Mwonzora was appointed the spokesperson of NERA last week.
Several politicians in NERA believe that MDC-T leader is attempting to revive his waning political career by reinventing himself as the leader of opposition parties.
On January 18, several political party representatives signed a Memorandum of Understanding (MoU) in Harare and on Wednesday, January 24, 2024, NERA members will be in Bulawayo to meet political leaders in Matabeleland to complete the signing process.
However, some politicians claim Mwonzora “is clutching at straws after losing relevance in terms of genuine politics” and question “what reforms will NERA implement that the opposition failed to effect in Parliament.”
They further warned that opposition parties must “avoid hopping into bed with weird partners and shady characters.”
Other parties, such as ZAPU, have chosen not to participate in NERA and are ‘upset’ that their leader, Sibanagilizwe Nkomo, was elected Secretary for Policy and Research without the party’s consent or notification prior to the public unveiling of the new NERA executive.
“ZAPU did not sign the MoU. Our participation was aimed at fostering dialogue and understanding as has always been the case in situations like this, but our decision not to sign the MoU reflects our commitment to independent decision-making as a party under the guidance of our National Executive Council,” said ZAPU Deputy Spokesperson Washington Jamela who indicated ZAPU attended the NERA meetings “as a gesture of collaboration for the betterment of Zimbabwe.”
Jamela said ZAPU remains dedicated to the democratic process and will continue to engage in initiatives that align with our principles and vision for Zimbabwe’s future.
“However, it is mischievous, misleading and wrong on the part of the NERA organisers to assign a task to our president knowing clearly that we are not a member of that organisation,” he said.
In an interview with CITE, Mwonzora said the opposition parties decided to revive NERA after last year’s August election, seeing a need to challenge the new delimitation process.
“It became necessary for political actors to find one another and after the August elections, we started serious discussions about revising NERA and on 18 January 2024, we signed the first batch of politicians and civil society.

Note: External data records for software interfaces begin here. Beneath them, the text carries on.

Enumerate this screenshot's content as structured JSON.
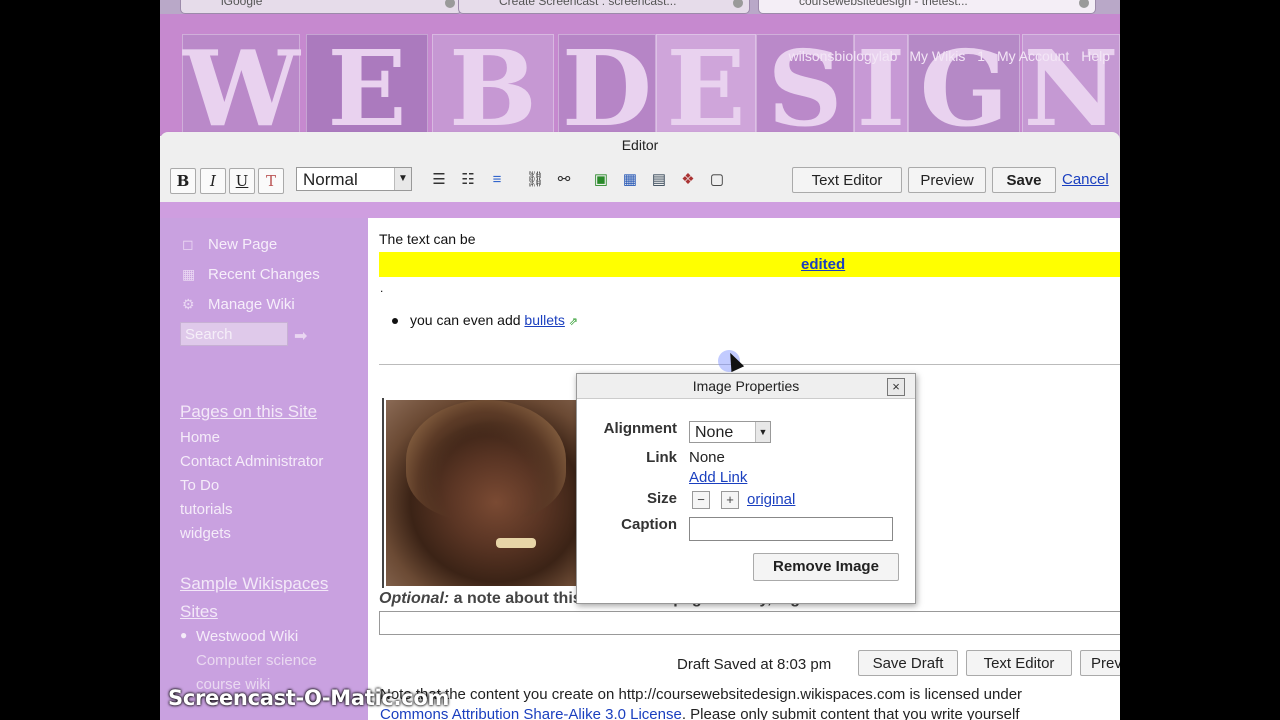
{
  "browser": {
    "tabs": [
      "iGoogle",
      "Create Screencast : screencast...",
      "coursewebsitedesign - thetest..."
    ]
  },
  "banner": {
    "letters": [
      "W",
      "E",
      "B",
      "D",
      "E",
      "S",
      "I",
      "G",
      "N"
    ],
    "user": "wilsonsbiologylab",
    "my_wikis": "My Wikis",
    "mail_count": "1",
    "my_account": "My Account",
    "help": "Help"
  },
  "editor": {
    "title": "Editor",
    "bold": "B",
    "italic": "I",
    "underline": "U",
    "format_select": "Normal",
    "text_editor": "Text Editor",
    "preview": "Preview",
    "save": "Save",
    "cancel": "Cancel"
  },
  "sidebar": {
    "new_page": "New Page",
    "recent_changes": "Recent Changes",
    "manage_wiki": "Manage Wiki",
    "search_placeholder": "Search",
    "pages_heading": "Pages on this Site",
    "pages": [
      "Home",
      "Contact Administrator",
      "To Do",
      "tutorials",
      "widgets"
    ],
    "sample_heading_1": "Sample Wikispaces",
    "sample_heading_2": "Sites",
    "sample_item": "Westwood Wiki",
    "sample_sub_1": "Computer science",
    "sample_sub_2": "course wiki"
  },
  "content": {
    "line1": "The text can be",
    "edited_link": "edited",
    "dot": ".",
    "bullet_prefix": "you can even add ",
    "bullet_link": "bullets",
    "note_label": "Optional:",
    "note_text": " a note about this edit for the page history, log",
    "draft_status": "Draft Saved at 8:03 pm",
    "save_draft": "Save Draft",
    "text_editor": "Text Editor",
    "preview_partial": "Prev",
    "license_line1": "Note that the content you create on http://coursewebsitedesign.wikispaces.com is licensed under",
    "license_link": "Commons Attribution Share-Alike 3.0 License",
    "license_line2_rest": ". Please only submit content that you write yourself"
  },
  "dialog": {
    "title": "Image Properties",
    "alignment_label": "Alignment",
    "alignment_value": "None",
    "link_label": "Link",
    "link_value": "None",
    "add_link": "Add Link",
    "size_label": "Size",
    "size_minus": "−",
    "size_plus": "+",
    "size_original": "original",
    "caption_label": "Caption",
    "caption_value": "",
    "remove_image": "Remove Image"
  },
  "watermark": "Screencast-O-Matic.com"
}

We are now targeting the political leaders in Matabeleland for them to complete the signing process,” he said.
“After which we are going into the business of NERA, which is to advocate for electoral reform in the country.”
Mwonzora dismissed claims that he was trying to rebrand his political career, saying “people are always going to criticise others when they try to do something beneficial for the country.”

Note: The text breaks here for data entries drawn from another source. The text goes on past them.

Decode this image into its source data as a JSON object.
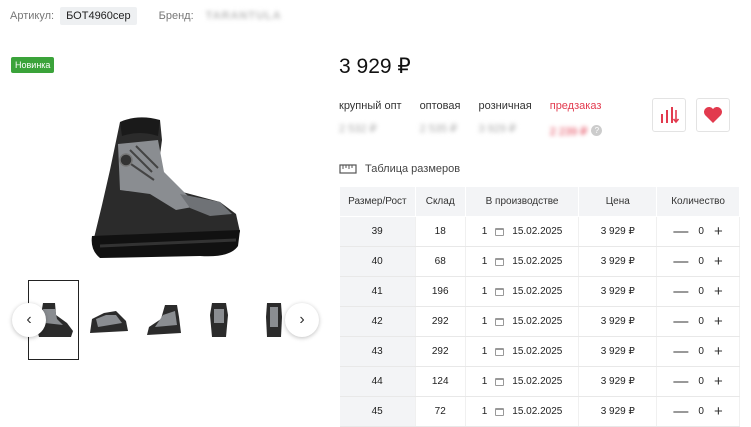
{
  "header": {
    "sku_label": "Артикул:",
    "sku_value": "БОТ4960сер",
    "brand_label": "Бренд:",
    "brand_value": "TARANTULA"
  },
  "badge": "Новинка",
  "price": "3 929 ₽",
  "price_levels": [
    {
      "title": "крупный опт",
      "value": "2 532 ₽"
    },
    {
      "title": "оптовая",
      "value": "2 535 ₽"
    },
    {
      "title": "розничная",
      "value": "3 929 ₽"
    },
    {
      "title": "предзаказ",
      "value": "2 239 ₽"
    }
  ],
  "qmark": "?",
  "size_table_label": "Таблица размеров",
  "table": {
    "headers": [
      "Размер/Рост",
      "Склад",
      "В производстве",
      "Цена",
      "Количество"
    ],
    "rows": [
      {
        "size": "39",
        "stock": "18",
        "prod_qty": "1",
        "prod_date": "15.02.2025",
        "price": "3 929 ₽",
        "qty": "0"
      },
      {
        "size": "40",
        "stock": "68",
        "prod_qty": "1",
        "prod_date": "15.02.2025",
        "price": "3 929 ₽",
        "qty": "0"
      },
      {
        "size": "41",
        "stock": "196",
        "prod_qty": "1",
        "prod_date": "15.02.2025",
        "price": "3 929 ₽",
        "qty": "0"
      },
      {
        "size": "42",
        "stock": "292",
        "prod_qty": "1",
        "prod_date": "15.02.2025",
        "price": "3 929 ₽",
        "qty": "0"
      },
      {
        "size": "43",
        "stock": "292",
        "prod_qty": "1",
        "prod_date": "15.02.2025",
        "price": "3 929 ₽",
        "qty": "0"
      },
      {
        "size": "44",
        "stock": "124",
        "prod_qty": "1",
        "prod_date": "15.02.2025",
        "price": "3 929 ₽",
        "qty": "0"
      },
      {
        "size": "45",
        "stock": "72",
        "prod_qty": "1",
        "prod_date": "15.02.2025",
        "price": "3 929 ₽",
        "qty": "0"
      }
    ]
  },
  "qty_minus": "—",
  "qty_plus": "+",
  "icons": {
    "prev": "chevron-left-icon",
    "next": "chevron-right-icon",
    "compare": "compare-bars-icon",
    "favorite": "heart-icon",
    "size_table": "ruler-icon",
    "calendar": "calendar-icon"
  },
  "colors": {
    "accent_red": "#e23a4e",
    "stock_green": "#3a9a2e",
    "badge_green": "#3ba33a"
  }
}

“It is clear this country needs electoral reforms and those people who are criticising us have done nothing towards electoral reform. This issue of electoral reform was open to anybody who wanted. The fact that we have come up and we are trying to revive this, will always find condemnation.”

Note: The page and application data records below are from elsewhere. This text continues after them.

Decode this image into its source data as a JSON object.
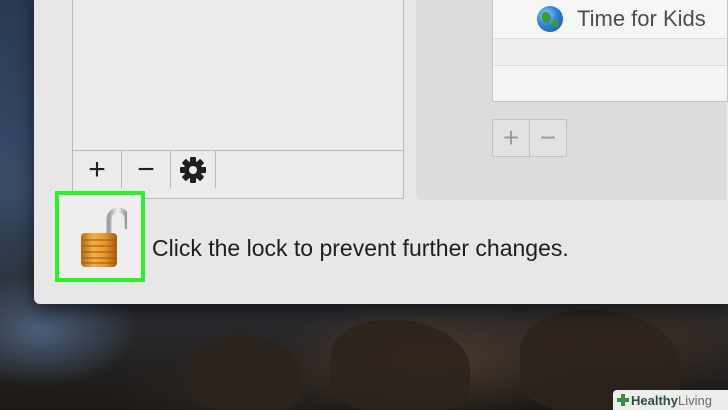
{
  "left_list": {
    "add_label": "+",
    "remove_label": "−",
    "gear_label": "⚙"
  },
  "websites": {
    "rows": [
      {
        "label": "Time for Kids",
        "icon": "globe-icon"
      }
    ],
    "add_label": "+",
    "remove_label": "−"
  },
  "lock": {
    "icon": "unlocked-padlock-icon",
    "message": "Click the lock to prevent further changes.",
    "highlight_color": "#2ef02a"
  },
  "watermark": {
    "brand_part1": "Healthy",
    "brand_part2": "Living"
  }
}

The MDC-T leader admitted he had also heard reports that NERA was receiving funding from Zanu PF but said it was false.
“I don’t know to what end, but this criticism will always come. Haters will always be there, but what is important is we must do what is in the best interests of our country and right now our country needs electoral reforms,” Mwonzora said.
Regarding ZAPU’s concern of being ‘dragged’ into NERA, Mwonzora stated, “the positions that were announced at the first meeting are proposals, and the individual leaders are free to take them up or not.”
“ZAPU was actually represented in Harare. We are not so sure how they deal with their representation, but it was represented. We don’t think there is any objection to ZAPU taking part in electoral reforms. But we are yet to hear from them,” said the MDC-T leader.
He also acknowledged that there was a possibility of infiltration in NERA but hoped that “everybody is genuine.”
“A lot happens in Zimbabwe. I cannot vouch for individuals, whether those in NERA or outside NERA for that matter. There are people with questionable dealings in this country who are outside NERA so right now we are bound by the MoU that we signed as the political parties. We cannot tell who is genuine and who is not at this point in time,” Mwonzora said.
NERA was formed in 2015 to specifically deal with the absence of electoral reforms in 2013 such as disputed elections, and electoral malpractices such as violence and fraud among others.
“NERA involved more than one political party and its first engagement was with the Zimbabwe Electoral Commission (ZEC) when it was still under Justice Rita Makarau. NERA negotiated for the Biometric Voter Registration (BVR) system and also went on to take part in the procurement of the machinery and infrastructure,” said Mwonzora.
However, NERA died naturally in 2018 as a result of succession issues within the MDC-T following the death of leader Morgan Tsvangirai, Mwonzora added, noting that electoral reform remains absent.